== RECORDED INFORMATION ==

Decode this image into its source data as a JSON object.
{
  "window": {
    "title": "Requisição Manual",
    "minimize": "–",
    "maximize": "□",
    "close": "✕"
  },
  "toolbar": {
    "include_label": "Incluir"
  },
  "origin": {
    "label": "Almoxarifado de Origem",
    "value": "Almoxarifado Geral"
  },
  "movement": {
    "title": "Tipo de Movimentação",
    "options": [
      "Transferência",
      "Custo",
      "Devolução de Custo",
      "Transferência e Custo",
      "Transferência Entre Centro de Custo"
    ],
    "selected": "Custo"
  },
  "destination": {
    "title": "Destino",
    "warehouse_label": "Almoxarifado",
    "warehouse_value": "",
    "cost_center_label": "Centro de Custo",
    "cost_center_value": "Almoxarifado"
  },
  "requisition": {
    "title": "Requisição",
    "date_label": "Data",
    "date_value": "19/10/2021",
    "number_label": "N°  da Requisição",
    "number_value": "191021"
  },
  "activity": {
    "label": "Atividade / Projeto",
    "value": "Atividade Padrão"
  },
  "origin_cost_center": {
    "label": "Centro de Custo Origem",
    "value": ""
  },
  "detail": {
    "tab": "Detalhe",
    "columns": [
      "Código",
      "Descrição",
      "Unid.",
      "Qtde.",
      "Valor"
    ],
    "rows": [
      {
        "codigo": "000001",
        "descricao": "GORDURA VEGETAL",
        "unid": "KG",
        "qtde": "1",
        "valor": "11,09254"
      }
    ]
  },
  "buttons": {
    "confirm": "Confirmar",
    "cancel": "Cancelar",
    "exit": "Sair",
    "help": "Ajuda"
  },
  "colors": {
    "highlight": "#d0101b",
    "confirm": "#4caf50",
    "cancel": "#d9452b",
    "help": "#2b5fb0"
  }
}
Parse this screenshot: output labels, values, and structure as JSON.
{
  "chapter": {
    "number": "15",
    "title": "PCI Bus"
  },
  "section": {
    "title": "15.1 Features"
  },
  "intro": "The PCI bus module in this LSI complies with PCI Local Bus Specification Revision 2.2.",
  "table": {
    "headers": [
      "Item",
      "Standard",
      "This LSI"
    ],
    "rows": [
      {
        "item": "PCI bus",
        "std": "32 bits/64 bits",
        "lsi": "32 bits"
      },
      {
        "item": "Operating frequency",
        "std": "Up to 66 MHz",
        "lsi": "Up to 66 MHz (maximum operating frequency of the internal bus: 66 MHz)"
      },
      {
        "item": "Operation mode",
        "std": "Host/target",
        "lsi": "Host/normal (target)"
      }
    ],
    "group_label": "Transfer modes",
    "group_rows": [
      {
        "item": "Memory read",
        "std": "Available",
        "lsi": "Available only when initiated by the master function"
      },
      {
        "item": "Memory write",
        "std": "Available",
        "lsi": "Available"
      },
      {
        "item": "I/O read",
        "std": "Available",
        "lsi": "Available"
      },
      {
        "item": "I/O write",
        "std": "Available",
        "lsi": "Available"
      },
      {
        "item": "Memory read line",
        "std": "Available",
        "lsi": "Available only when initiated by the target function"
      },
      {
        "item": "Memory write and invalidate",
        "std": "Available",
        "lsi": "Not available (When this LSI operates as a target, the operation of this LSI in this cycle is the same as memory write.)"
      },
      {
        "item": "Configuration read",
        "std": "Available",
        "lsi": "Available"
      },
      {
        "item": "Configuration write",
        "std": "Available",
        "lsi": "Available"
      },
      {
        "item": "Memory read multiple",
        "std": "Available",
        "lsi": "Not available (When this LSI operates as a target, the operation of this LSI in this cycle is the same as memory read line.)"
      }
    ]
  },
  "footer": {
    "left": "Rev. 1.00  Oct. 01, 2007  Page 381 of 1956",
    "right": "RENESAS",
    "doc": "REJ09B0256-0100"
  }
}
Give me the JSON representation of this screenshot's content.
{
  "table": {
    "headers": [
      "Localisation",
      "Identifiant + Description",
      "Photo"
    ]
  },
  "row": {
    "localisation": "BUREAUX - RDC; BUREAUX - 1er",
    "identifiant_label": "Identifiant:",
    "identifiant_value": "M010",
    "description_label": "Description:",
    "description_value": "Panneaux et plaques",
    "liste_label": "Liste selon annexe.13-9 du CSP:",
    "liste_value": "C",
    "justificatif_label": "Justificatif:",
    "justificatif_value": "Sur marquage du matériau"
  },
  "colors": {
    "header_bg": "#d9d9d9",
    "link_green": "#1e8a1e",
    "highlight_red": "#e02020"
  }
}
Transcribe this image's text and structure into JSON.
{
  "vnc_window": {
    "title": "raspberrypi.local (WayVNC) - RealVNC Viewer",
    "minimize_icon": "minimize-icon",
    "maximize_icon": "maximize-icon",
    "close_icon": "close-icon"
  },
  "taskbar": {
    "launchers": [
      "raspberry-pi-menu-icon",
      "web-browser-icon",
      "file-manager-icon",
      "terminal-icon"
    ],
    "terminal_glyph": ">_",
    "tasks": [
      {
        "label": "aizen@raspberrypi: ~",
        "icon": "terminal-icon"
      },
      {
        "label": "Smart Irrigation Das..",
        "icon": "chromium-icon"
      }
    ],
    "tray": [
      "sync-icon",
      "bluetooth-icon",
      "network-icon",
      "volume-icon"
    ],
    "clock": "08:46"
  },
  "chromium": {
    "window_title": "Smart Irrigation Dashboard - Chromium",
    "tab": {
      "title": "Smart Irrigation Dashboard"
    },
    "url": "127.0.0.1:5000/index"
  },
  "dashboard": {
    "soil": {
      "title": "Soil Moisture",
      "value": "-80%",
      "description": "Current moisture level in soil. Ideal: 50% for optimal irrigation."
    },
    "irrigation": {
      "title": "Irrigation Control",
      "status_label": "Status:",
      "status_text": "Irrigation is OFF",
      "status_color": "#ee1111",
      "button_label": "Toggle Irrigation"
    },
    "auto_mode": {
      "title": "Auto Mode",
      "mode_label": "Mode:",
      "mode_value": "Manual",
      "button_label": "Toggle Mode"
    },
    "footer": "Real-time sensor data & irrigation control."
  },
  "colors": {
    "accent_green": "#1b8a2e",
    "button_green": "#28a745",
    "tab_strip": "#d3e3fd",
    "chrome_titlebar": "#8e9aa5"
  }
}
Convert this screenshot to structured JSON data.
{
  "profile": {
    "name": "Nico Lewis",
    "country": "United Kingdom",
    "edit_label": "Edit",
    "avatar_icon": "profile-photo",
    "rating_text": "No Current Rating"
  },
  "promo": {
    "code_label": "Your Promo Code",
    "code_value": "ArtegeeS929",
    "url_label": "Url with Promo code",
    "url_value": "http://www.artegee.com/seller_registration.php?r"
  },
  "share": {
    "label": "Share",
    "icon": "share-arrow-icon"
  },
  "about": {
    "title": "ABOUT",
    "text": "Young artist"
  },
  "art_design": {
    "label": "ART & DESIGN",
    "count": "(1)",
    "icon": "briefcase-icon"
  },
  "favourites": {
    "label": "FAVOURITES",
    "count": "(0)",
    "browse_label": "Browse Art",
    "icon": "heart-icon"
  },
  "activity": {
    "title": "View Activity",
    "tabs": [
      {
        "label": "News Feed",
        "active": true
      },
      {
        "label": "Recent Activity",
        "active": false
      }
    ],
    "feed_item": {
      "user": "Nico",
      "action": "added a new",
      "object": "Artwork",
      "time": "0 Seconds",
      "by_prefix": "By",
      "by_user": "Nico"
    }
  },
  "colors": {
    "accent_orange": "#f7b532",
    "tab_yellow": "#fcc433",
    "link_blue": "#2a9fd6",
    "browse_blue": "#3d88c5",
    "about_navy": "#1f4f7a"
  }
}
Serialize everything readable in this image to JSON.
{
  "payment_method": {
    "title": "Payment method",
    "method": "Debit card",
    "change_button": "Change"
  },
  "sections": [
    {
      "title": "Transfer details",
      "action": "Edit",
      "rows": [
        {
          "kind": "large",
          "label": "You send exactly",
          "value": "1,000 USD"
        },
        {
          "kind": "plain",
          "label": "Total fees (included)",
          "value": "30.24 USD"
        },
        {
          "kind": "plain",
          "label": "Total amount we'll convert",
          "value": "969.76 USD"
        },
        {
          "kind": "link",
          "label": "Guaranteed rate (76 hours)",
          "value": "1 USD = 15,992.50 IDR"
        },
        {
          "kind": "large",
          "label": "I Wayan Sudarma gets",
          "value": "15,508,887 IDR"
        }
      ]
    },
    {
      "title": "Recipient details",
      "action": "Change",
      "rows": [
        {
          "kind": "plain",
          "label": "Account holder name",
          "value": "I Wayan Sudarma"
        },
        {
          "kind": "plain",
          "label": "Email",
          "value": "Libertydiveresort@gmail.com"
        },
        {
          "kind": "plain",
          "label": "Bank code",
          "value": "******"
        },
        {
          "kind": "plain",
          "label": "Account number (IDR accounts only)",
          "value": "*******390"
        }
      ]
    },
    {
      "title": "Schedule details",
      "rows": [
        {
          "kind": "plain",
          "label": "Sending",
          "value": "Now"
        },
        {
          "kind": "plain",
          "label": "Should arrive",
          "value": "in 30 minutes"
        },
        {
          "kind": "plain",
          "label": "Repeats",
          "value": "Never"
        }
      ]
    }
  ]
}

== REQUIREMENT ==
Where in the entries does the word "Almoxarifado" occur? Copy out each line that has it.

== RESPONSE TO THIS TASK ==
    "label": "Almoxarifado de Origem",
    "value": "Almoxarifado Geral"
    "warehouse_label": "Almoxarifado",
    "cost_center_value": "Almoxarifado"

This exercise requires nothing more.